Israeli commandos boarded the Turkish-flagged Mavi Marmara, the largest ship in a flotilla dispatched by Turkish relief agency IHH to break Israel’s blockade of the Gaza Strip, on May 31, 2010, leaving nine Turkish activists dead. A tenth died recently.

The assault sparked widespread condemnation and provoked a major diplomatic crisis between the two countries.

Ankara expelled the Israeli ambassador, demanded a formal apology and compensation, and an end to the blockade on the Gaza Strip — which is ruled by Hamas, a Palestinian militant group.

IHH together with the victims’ families brought a criminal case against the four Israeli ex-military chiefs after the maritime assault.

An Israeli probe ruled that the raid did not violate international law, in a finding that Turkey said lacked credibility.

Former IDF chief of General Staff Gabi Ashkenazi (first from left), former Military Intelligence chief Amos Yadlin (second from right) and Defense Minister Ehud Barak at a ceremony in 2010. (photo credit: IDF Spokesman's Office/Flash90)

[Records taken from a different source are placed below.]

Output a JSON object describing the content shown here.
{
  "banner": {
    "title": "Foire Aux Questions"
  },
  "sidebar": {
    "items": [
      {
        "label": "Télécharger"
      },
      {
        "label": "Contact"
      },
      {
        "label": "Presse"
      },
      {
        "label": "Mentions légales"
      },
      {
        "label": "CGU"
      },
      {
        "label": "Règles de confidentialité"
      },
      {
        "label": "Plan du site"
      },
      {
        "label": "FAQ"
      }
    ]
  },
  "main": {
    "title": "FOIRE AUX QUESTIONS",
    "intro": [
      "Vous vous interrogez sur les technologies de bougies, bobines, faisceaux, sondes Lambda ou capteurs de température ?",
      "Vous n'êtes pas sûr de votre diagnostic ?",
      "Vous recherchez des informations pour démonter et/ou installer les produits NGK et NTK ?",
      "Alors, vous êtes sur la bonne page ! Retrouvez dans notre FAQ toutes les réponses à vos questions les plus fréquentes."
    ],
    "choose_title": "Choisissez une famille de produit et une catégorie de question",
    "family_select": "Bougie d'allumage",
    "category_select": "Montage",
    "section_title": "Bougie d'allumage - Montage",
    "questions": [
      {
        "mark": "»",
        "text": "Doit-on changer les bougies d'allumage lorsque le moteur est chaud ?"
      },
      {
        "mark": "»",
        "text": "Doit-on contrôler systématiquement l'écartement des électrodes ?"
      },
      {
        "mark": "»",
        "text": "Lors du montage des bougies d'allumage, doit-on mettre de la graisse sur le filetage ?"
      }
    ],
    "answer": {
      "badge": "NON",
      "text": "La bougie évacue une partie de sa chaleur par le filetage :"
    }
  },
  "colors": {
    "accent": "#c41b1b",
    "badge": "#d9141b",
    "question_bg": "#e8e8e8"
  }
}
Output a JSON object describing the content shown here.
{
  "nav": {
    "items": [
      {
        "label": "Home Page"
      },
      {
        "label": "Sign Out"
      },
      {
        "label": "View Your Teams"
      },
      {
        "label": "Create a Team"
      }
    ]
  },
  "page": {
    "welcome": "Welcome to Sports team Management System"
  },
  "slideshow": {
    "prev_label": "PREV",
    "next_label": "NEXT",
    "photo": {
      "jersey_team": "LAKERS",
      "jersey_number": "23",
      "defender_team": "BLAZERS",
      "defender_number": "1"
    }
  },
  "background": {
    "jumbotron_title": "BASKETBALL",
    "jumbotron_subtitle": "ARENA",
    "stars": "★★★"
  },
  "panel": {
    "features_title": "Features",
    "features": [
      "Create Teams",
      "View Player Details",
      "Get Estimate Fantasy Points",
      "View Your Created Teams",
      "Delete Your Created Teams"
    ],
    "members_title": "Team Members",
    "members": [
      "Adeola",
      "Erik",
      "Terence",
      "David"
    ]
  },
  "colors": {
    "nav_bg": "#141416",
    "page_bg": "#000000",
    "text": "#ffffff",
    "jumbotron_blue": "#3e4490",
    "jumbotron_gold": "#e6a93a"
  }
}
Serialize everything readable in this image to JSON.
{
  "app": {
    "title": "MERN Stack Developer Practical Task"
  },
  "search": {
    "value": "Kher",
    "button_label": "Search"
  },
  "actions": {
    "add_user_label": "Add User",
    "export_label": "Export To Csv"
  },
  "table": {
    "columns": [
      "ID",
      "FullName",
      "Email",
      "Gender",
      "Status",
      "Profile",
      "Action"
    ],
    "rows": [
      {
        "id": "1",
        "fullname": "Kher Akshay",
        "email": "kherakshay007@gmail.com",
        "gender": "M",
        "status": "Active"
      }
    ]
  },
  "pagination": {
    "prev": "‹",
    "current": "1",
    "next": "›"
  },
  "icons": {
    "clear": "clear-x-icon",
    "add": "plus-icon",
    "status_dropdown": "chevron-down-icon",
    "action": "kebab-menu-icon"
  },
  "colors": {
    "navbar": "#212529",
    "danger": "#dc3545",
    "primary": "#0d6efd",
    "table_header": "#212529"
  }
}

Former IDF chief of General Staff Gabi Ashkenazi (first from left), former Military Intelligence chief Amos Yadlin (second from right) at a ceremony in 2010. (photo credit: IDF Spokesman’s Office/Flash90)

Talks on compensation began a year ago after Israel extended a formal apology to Turkey in a breakthrough brokered by US President Barack Obama.

Prime Minister Recep Tayyip Erdogan, a staunch supporter of the Palestinian cause, said in April he was prepared to normalize ties with the Jewish state.

Authorities had said recently they were close to a deal that would see Israel pay compensation for the deaths, but Tel Aviv said this was conditional on the lawsuits against its soldiers being dropped.

“We will not drop the lawsuits. We believe criminals must be put on trial,” Serkan Nergis, spokesman for the Humanitarian Relief Foundation (IHH), told AFP on Monday.

“Even if we do give up, victims’ families will not,” he said.

Turkish media have said that any deal with Israel would have the status of an international agreement and would give the Israeli military immunity from any liability over the assault.

Under the Turkish constitution, international treaties take precedence over domestic law if there is a disagreement.

The reported court order came as Israeli and Turkish officials were on the cusp of inking a rapprochement deal to mend fences between the two countries after the fallout of the incident. Diplomatic ties between Israel and Turkey were essentially frozen in 2010 after the raid. Israel said its soldiers were defending themselves after being attacked with deadly force upon boarding the ship.

According to recent reports, the deal, which would see Israel provide monetary compensation to the victims’ families, was awaiting Prime Minister Benjamin Netanyahu’s approval.

Times of Israel staff contributed to this report.